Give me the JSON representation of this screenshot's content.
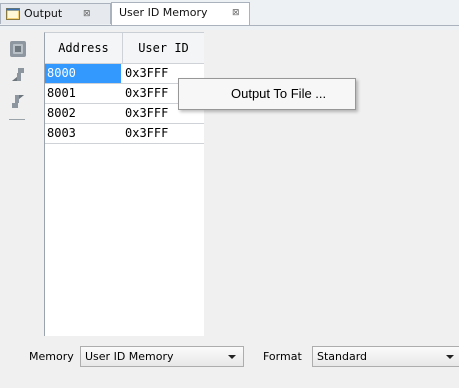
{
  "tabs": [
    {
      "label": "Output",
      "icon": "output-window-icon",
      "close": "⊠"
    },
    {
      "label": "User ID Memory",
      "close": "⊠"
    }
  ],
  "toolbar": {
    "icons": [
      "memory-read-icon",
      "download-arrow-icon",
      "upload-arrow-icon"
    ]
  },
  "table": {
    "columns": [
      "Address",
      "User ID"
    ],
    "rows": [
      {
        "address": "8000",
        "value": "0x3FFF"
      },
      {
        "address": "8001",
        "value": "0x3FFF"
      },
      {
        "address": "8002",
        "value": "0x3FFF"
      },
      {
        "address": "8003",
        "value": "0x3FFF"
      }
    ]
  },
  "context_menu": {
    "items": [
      "Output To File ..."
    ]
  },
  "bottom": {
    "memory_label": "Memory",
    "memory_value": "User ID Memory",
    "format_label": "Format",
    "format_value": "Standard"
  },
  "colors": {
    "selection": "#3399ff",
    "tab_border": "#aab3bd"
  }
}
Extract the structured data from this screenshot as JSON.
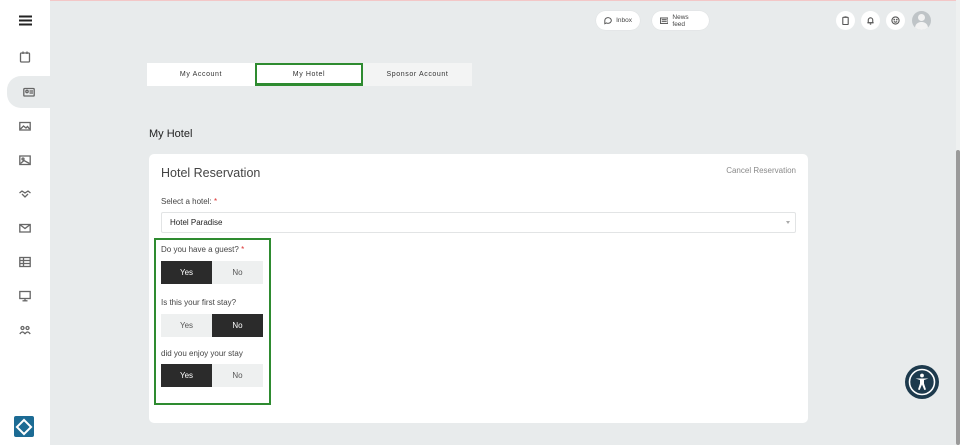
{
  "topbar": {
    "inbox_label": "Inbox",
    "newsfeed_label": "News feed",
    "icons": [
      "clipboard-icon",
      "bell-icon",
      "smiley-icon"
    ]
  },
  "sidebar": {
    "items": [
      "calendar-icon",
      "id-card-icon",
      "image-icon",
      "photo-icon",
      "handshake-icon",
      "mail-icon",
      "table-icon",
      "monitor-icon",
      "group-icon"
    ],
    "active_index": 1
  },
  "tabs": [
    {
      "label": "My Account"
    },
    {
      "label": "My Hotel"
    },
    {
      "label": "Sponsor Account"
    }
  ],
  "page": {
    "section_title": "My Hotel"
  },
  "card": {
    "title": "Hotel Reservation",
    "cancel_label": "Cancel Reservation",
    "hotel_label": "Select a hotel:",
    "required_mark": "*",
    "hotel_value": "Hotel Paradise",
    "questions": [
      {
        "label": "Do you have a guest?",
        "required": true,
        "yes": "Yes",
        "no": "No",
        "selected": "Yes"
      },
      {
        "label": "Is this your first stay?",
        "required": false,
        "yes": "Yes",
        "no": "No",
        "selected": "No"
      },
      {
        "label": "did you enjoy your stay",
        "required": false,
        "yes": "Yes",
        "no": "No",
        "selected": "Yes"
      }
    ]
  },
  "colors": {
    "background": "#e8ebec",
    "highlight": "#2e8b30",
    "toggle_on": "#2b2b2b",
    "accessibility": "#1d3a4d"
  }
}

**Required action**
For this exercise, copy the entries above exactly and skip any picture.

**Written answer**
Give me the JSON representation of this screenshot's content.
{
  "tabs": [
    {
      "label": "Output",
      "icon": "output-window-icon",
      "close": "⊠"
    },
    {
      "label": "User ID Memory",
      "close": "⊠"
    }
  ],
  "toolbar": {
    "icons": [
      "memory-read-icon",
      "download-arrow-icon",
      "upload-arrow-icon"
    ]
  },
  "table": {
    "columns": [
      "Address",
      "User ID"
    ],
    "rows": [
      {
        "address": "8000",
        "value": "0x3FFF"
      },
      {
        "address": "8001",
        "value": "0x3FFF"
      },
      {
        "address": "8002",
        "value": "0x3FFF"
      },
      {
        "address": "8003",
        "value": "0x3FFF"
      }
    ]
  },
  "context_menu": {
    "items": [
      "Output To File ..."
    ]
  },
  "bottom": {
    "memory_label": "Memory",
    "memory_value": "User ID Memory",
    "format_label": "Format",
    "format_value": "Standard"
  },
  "colors": {
    "selection": "#3399ff",
    "tab_border": "#aab3bd"
  }
}
Extract the structured data from this screenshot as JSON.
{
  "topbar": {
    "inbox_label": "Inbox",
    "newsfeed_label": "News feed",
    "icons": [
      "clipboard-icon",
      "bell-icon",
      "smiley-icon"
    ]
  },
  "sidebar": {
    "items": [
      "calendar-icon",
      "id-card-icon",
      "image-icon",
      "photo-icon",
      "handshake-icon",
      "mail-icon",
      "table-icon",
      "monitor-icon",
      "group-icon"
    ],
    "active_index": 1
  },
  "tabs": [
    {
      "label": "My Account"
    },
    {
      "label": "My Hotel"
    },
    {
      "label": "Sponsor Account"
    }
  ],
  "page": {
    "section_title": "My Hotel"
  },
  "card": {
    "title": "Hotel Reservation",
    "cancel_label": "Cancel Reservation",
    "hotel_label": "Select a hotel:",
    "required_mark": "*",
    "hotel_value": "Hotel Paradise",
    "questions": [
      {
        "label": "Do you have a guest?",
        "required": true,
        "yes": "Yes",
        "no": "No",
        "selected": "Yes"
      },
      {
        "label": "Is this your first stay?",
        "required": false,
        "yes": "Yes",
        "no": "No",
        "selected": "No"
      },
      {
        "label": "did you enjoy your stay",
        "required": false,
        "yes": "Yes",
        "no": "No",
        "selected": "Yes"
      }
    ]
  },
  "colors": {
    "background": "#e8ebec",
    "highlight": "#2e8b30",
    "toggle_on": "#2b2b2b",
    "accessibility": "#1d3a4d"
  }
}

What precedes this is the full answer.